The mother, entirely offstage, skirts any long explanations, but when it’s time for his bath, Oliver’s curiosity won’t tolerate a one- or two-word response any longer. He really wants to know what lives down the drain, and “just pipes” won’t suffice. “Get dry, get dressed,” his Mom says after he gets out of the tub. “…[H]ow about taking a nap…You do something quiet. Do some drawing.” Eventually, he builds a cardboard-box submarine and heads down the drain in his imagination.

And he has the “best fun ever,” quite the thrilling adventure—and one involving the aforementioned penguins. (The Aforementioned Penguins. Band oliver name! I call it.) But he knows his mother will miss him, so he heads home, complete with inventive plans for the next day. Indeed, Mom tells him he was missed when he “returns,” rubbing his eyes, no less.

Rossell lays all this out on a sunny palette: Think lots of cheery, pastel greens, yellows and oranges. For Oliver’s imaginative romp, she switches to a very childlike style of drawing that is never too cutesy or condescending. It just works. There’s a lot of subtle humor in this story, which nails the contemporary suburban mother-child dynamic.
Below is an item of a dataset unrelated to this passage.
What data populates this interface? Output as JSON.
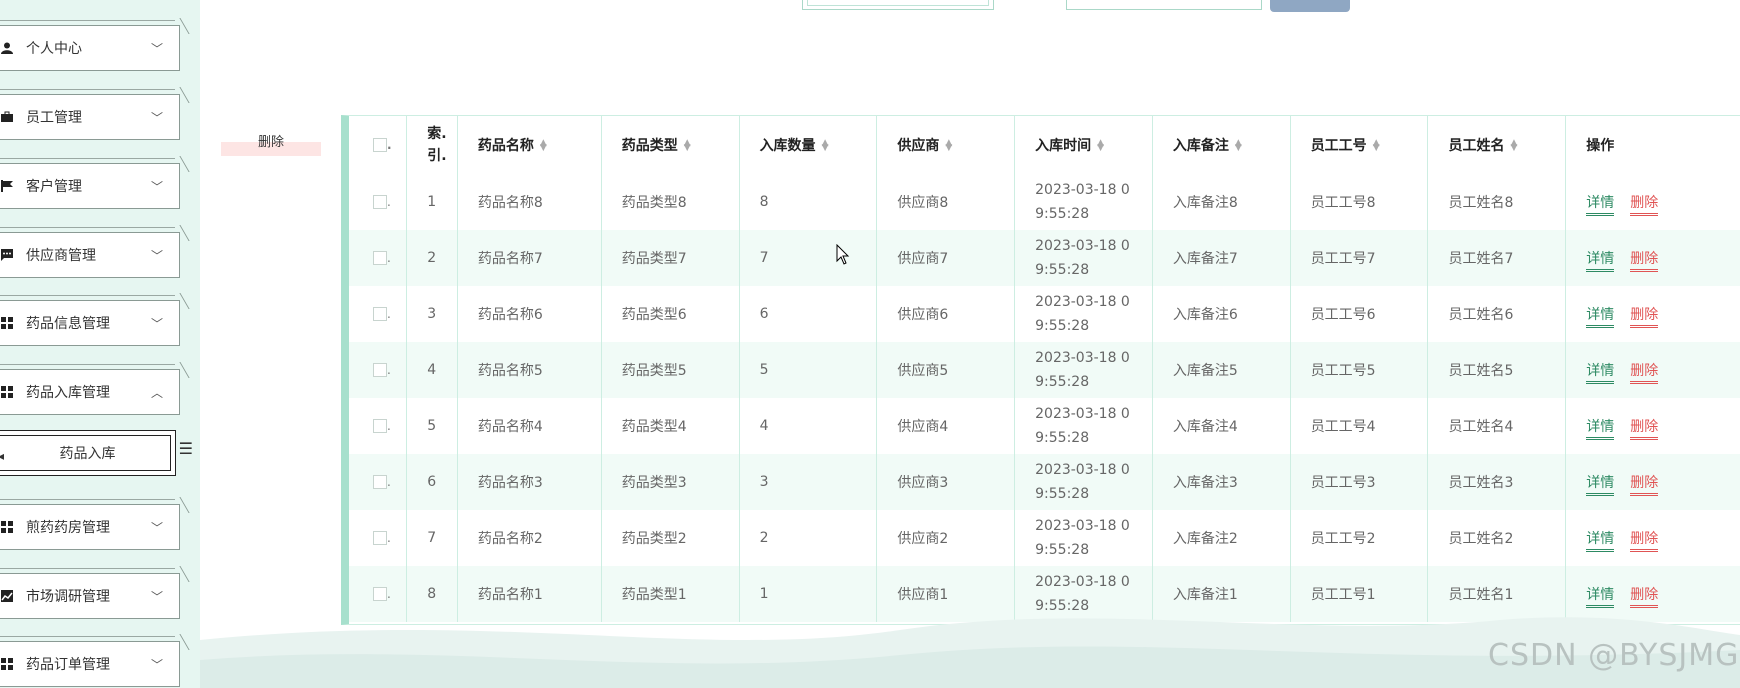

In both books, our wee protagonists are ready to strike out on their own, but fall back on Mama or Papa for some sturdy reassurance in the end. That’s OK. They’ve got plenty of big-boy years ahead.

Here’s to their spirited attempts to break out on their own now…

Julie Danielson (Jules) has, in her own words, conducted approximately eleventy billion interviews and features of authors and illustrators at Seven Impossible Things Before Breakfast, a children's literature blog focused primarily on illustration and picture books.

STOP THIEF! Copyright © 2012 by Adam J. B. Lane. Published by Neal Porter/Roaring Brook Press, New York. Image reproduced by permission of the publisher.